= WORK ORDER =
Return the full set of records, matching them character for character.

= DATA SUPPLIED =
★ ★ ★ ★

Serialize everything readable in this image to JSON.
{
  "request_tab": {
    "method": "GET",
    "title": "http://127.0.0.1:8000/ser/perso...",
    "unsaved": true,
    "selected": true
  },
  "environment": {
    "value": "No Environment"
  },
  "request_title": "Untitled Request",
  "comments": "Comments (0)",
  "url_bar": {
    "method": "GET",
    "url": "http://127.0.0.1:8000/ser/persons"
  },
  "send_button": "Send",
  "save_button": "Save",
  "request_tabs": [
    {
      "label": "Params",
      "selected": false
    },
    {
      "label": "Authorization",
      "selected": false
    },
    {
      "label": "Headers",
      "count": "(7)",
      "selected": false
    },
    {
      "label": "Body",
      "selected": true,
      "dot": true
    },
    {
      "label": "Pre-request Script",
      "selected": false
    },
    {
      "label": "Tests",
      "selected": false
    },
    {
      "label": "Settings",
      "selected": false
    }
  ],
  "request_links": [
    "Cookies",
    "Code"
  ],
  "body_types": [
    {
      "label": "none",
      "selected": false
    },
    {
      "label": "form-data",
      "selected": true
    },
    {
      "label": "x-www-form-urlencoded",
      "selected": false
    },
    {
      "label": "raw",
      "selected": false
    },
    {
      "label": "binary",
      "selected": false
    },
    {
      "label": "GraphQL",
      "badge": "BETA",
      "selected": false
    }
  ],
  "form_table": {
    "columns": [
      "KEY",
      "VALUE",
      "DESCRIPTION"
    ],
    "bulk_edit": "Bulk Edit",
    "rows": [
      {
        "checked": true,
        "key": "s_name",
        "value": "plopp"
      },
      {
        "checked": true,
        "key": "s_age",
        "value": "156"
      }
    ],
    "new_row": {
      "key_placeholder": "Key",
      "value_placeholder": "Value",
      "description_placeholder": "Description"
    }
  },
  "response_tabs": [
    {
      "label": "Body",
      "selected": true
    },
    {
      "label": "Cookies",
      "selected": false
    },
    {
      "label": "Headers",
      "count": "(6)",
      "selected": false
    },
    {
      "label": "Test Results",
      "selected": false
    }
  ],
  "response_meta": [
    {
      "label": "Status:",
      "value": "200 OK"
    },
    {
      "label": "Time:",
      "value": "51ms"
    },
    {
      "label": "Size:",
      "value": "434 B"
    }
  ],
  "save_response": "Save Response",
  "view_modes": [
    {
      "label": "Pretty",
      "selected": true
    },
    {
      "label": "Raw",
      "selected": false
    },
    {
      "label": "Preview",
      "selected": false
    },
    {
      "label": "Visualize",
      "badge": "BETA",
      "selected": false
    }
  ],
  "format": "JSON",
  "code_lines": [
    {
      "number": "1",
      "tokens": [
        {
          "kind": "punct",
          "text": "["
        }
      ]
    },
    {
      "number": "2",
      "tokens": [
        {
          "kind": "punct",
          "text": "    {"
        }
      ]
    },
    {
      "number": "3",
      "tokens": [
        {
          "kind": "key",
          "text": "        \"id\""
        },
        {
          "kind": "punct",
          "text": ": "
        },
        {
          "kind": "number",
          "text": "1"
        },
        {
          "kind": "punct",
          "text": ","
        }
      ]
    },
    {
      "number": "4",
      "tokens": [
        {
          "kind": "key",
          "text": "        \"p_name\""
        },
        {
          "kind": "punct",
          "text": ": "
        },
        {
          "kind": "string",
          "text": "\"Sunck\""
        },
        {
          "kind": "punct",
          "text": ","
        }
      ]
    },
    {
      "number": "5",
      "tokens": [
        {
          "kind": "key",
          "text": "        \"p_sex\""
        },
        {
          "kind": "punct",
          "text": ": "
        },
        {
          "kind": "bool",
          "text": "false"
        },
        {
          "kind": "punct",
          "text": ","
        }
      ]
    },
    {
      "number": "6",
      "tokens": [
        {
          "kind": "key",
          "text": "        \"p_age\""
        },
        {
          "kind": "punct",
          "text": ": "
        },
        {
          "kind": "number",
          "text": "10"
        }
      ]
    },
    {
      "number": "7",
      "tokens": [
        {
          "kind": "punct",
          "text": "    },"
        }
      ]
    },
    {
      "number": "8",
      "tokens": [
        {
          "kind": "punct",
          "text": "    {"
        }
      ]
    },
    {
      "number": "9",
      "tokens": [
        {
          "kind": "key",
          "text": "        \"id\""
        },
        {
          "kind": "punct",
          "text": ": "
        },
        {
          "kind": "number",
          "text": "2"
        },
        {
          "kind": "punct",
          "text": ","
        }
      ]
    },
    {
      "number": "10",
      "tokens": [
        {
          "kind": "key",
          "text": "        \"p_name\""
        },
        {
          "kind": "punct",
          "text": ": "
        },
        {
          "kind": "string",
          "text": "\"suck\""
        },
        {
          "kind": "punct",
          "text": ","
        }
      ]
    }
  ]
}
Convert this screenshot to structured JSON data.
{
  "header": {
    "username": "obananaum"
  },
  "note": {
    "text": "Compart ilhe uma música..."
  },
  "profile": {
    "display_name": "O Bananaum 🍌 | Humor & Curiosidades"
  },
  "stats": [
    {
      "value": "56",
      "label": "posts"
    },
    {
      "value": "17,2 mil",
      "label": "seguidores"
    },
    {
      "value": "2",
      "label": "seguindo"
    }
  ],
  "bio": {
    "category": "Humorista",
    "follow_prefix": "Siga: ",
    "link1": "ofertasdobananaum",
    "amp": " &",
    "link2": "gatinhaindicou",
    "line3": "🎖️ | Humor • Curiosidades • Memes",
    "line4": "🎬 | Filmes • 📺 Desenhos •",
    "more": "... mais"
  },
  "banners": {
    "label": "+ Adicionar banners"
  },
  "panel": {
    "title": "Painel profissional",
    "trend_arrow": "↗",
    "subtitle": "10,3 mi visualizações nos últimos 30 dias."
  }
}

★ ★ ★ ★

= TASK OUTPUT =
Serialize everything readable in this image to JSON.
{
  "request_tab": {
    "method": "GET",
    "title": "http://127.0.0.1:8000/ser/perso...",
    "unsaved": true,
    "selected": true
  },
  "environment": {
    "value": "No Environment"
  },
  "request_title": "Untitled Request",
  "comments": "Comments (0)",
  "url_bar": {
    "method": "GET",
    "url": "http://127.0.0.1:8000/ser/persons"
  },
  "send_button": "Send",
  "save_button": "Save",
  "request_tabs": [
    {
      "label": "Params",
      "selected": false
    },
    {
      "label": "Authorization",
      "selected": false
    },
    {
      "label": "Headers",
      "count": "(7)",
      "selected": false
    },
    {
      "label": "Body",
      "selected": true,
      "dot": true
    },
    {
      "label": "Pre-request Script",
      "selected": false
    },
    {
      "label": "Tests",
      "selected": false
    },
    {
      "label": "Settings",
      "selected": false
    }
  ],
  "request_links": [
    "Cookies",
    "Code"
  ],
  "body_types": [
    {
      "label": "none",
      "selected": false
    },
    {
      "label": "form-data",
      "selected": true
    },
    {
      "label": "x-www-form-urlencoded",
      "selected": false
    },
    {
      "label": "raw",
      "selected": false
    },
    {
      "label": "binary",
      "selected": false
    },
    {
      "label": "GraphQL",
      "badge": "BETA",
      "selected": false
    }
  ],
  "form_table": {
    "columns": [
      "KEY",
      "VALUE",
      "DESCRIPTION"
    ],
    "bulk_edit": "Bulk Edit",
    "rows": [
      {
        "checked": true,
        "key": "s_name",
        "value": "plopp"
      },
      {
        "checked": true,
        "key": "s_age",
        "value": "156"
      }
    ],
    "new_row": {
      "key_placeholder": "Key",
      "value_placeholder": "Value",
      "description_placeholder": "Description"
    }
  },
  "response_tabs": [
    {
      "label": "Body",
      "selected": true
    },
    {
      "label": "Cookies",
      "selected": false
    },
    {
      "label": "Headers",
      "count": "(6)",
      "selected": false
    },
    {
      "label": "Test Results",
      "selected": false
    }
  ],
  "response_meta": [
    {
      "label": "Status:",
      "value": "200 OK"
    },
    {
      "label": "Time:",
      "value": "51ms"
    },
    {
      "label": "Size:",
      "value": "434 B"
    }
  ],
  "save_response": "Save Response",
  "view_modes": [
    {
      "label": "Pretty",
      "selected": true
    },
    {
      "label": "Raw",
      "selected": false
    },
    {
      "label": "Preview",
      "selected": false
    },
    {
      "label": "Visualize",
      "badge": "BETA",
      "selected": false
    }
  ],
  "format": "JSON",
  "code_lines": [
    {
      "number": "1",
      "tokens": [
        {
          "kind": "punct",
          "text": "["
        }
      ]
    },
    {
      "number": "2",
      "tokens": [
        {
          "kind": "punct",
          "text": "    {"
        }
      ]
    },
    {
      "number": "3",
      "tokens": [
        {
          "kind": "key",
          "text": "        \"id\""
        },
        {
          "kind": "punct",
          "text": ": "
        },
        {
          "kind": "number",
          "text": "1"
        },
        {
          "kind": "punct",
          "text": ","
        }
      ]
    },
    {
      "number": "4",
      "tokens": [
        {
          "kind": "key",
          "text": "        \"p_name\""
        },
        {
          "kind": "punct",
          "text": ": "
        },
        {
          "kind": "string",
          "text": "\"Sunck\""
        },
        {
          "kind": "punct",
          "text": ","
        }
      ]
    },
    {
      "number": "5",
      "tokens": [
        {
          "kind": "key",
          "text": "        \"p_sex\""
        },
        {
          "kind": "punct",
          "text": ": "
        },
        {
          "kind": "bool",
          "text": "false"
        },
        {
          "kind": "punct",
          "text": ","
        }
      ]
    },
    {
      "number": "6",
      "tokens": [
        {
          "kind": "key",
          "text": "        \"p_age\""
        },
        {
          "kind": "punct",
          "text": ": "
        },
        {
          "kind": "number",
          "text": "10"
        }
      ]
    },
    {
      "number": "7",
      "tokens": [
        {
          "kind": "punct",
          "text": "    },"
        }
      ]
    },
    {
      "number": "8",
      "tokens": [
        {
          "kind": "punct",
          "text": "    {"
        }
      ]
    },
    {
      "number": "9",
      "tokens": [
        {
          "kind": "key",
          "text": "        \"id\""
        },
        {
          "kind": "punct",
          "text": ": "
        },
        {
          "kind": "number",
          "text": "2"
        },
        {
          "kind": "punct",
          "text": ","
        }
      ]
    },
    {
      "number": "10",
      "tokens": [
        {
          "kind": "key",
          "text": "        \"p_name\""
        },
        {
          "kind": "punct",
          "text": ": "
        },
        {
          "kind": "string",
          "text": "\"suck\""
        },
        {
          "kind": "punct",
          "text": ","
        }
      ]
    }
  ]
}
Convert this screenshot to structured JSON data.
{
  "header": {
    "username": "obananaum"
  },
  "note": {
    "text": "Compart ilhe uma música..."
  },
  "profile": {
    "display_name": "O Bananaum 🍌 | Humor & Curiosidades"
  },
  "stats": [
    {
      "value": "56",
      "label": "posts"
    },
    {
      "value": "17,2 mil",
      "label": "seguidores"
    },
    {
      "value": "2",
      "label": "seguindo"
    }
  ],
  "bio": {
    "category": "Humorista",
    "follow_prefix": "Siga: ",
    "link1": "ofertasdobananaum",
    "amp": " &",
    "link2": "gatinhaindicou",
    "line3": "🎖️ | Humor • Curiosidades • Memes",
    "line4": "🎬 | Filmes • 📺 Desenhos •",
    "more": "... mais"
  },
  "banners": {
    "label": "+ Adicionar banners"
  },
  "panel": {
    "title": "Painel profissional",
    "trend_arrow": "↗",
    "subtitle": "10,3 mi visualizações nos últimos 30 dias."
  }
}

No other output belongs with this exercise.